§ **Task goal**:
Each line of the data below that contains "chemicals" must be copied.

Excerpts from an interface dataset:
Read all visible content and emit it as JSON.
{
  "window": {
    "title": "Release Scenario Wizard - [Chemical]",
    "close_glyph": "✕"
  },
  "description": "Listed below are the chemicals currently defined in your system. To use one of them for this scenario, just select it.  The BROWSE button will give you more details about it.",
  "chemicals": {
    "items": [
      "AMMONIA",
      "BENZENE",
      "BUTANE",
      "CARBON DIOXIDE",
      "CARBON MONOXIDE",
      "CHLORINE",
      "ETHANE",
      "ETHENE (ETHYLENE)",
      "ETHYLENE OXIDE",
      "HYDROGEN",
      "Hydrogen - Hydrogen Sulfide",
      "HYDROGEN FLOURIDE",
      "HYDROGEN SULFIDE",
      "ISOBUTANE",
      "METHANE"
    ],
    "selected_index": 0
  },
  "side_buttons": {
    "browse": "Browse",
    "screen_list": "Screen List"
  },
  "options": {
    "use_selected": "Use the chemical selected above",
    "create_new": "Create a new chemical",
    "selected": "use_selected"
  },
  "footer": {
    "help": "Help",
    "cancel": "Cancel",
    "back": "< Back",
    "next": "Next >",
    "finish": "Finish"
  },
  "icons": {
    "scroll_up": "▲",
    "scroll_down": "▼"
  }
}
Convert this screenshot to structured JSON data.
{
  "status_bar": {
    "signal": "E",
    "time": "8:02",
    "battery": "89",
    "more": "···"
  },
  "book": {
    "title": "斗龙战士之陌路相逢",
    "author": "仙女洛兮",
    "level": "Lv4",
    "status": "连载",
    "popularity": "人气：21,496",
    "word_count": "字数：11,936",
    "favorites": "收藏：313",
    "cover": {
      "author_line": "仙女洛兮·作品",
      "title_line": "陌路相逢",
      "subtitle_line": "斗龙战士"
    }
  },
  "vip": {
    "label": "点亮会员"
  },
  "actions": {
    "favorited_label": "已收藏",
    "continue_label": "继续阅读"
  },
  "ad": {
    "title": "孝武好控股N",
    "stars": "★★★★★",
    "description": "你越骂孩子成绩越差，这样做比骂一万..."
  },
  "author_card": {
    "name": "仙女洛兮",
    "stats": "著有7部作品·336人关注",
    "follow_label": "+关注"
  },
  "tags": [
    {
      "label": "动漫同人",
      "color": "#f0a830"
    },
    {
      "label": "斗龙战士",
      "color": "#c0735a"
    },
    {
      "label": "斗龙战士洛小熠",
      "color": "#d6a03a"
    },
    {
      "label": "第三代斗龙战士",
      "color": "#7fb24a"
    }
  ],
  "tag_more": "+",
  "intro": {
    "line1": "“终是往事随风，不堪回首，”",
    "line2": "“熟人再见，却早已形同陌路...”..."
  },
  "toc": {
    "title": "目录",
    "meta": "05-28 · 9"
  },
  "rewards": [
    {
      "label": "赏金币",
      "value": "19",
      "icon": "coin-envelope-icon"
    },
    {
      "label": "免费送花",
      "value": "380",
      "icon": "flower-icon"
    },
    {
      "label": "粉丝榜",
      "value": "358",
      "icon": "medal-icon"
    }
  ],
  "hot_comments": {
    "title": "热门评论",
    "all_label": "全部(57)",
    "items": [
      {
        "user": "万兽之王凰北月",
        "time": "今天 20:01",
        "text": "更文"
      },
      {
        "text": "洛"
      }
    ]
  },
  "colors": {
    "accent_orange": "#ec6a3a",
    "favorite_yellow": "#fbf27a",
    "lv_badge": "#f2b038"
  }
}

§ **Task result**:
  "description": "Listed below are the chemicals currently defined in your system. To use one of them for this scenario, just select it.  The BROWSE button will give you more details about it.",
  "chemicals": {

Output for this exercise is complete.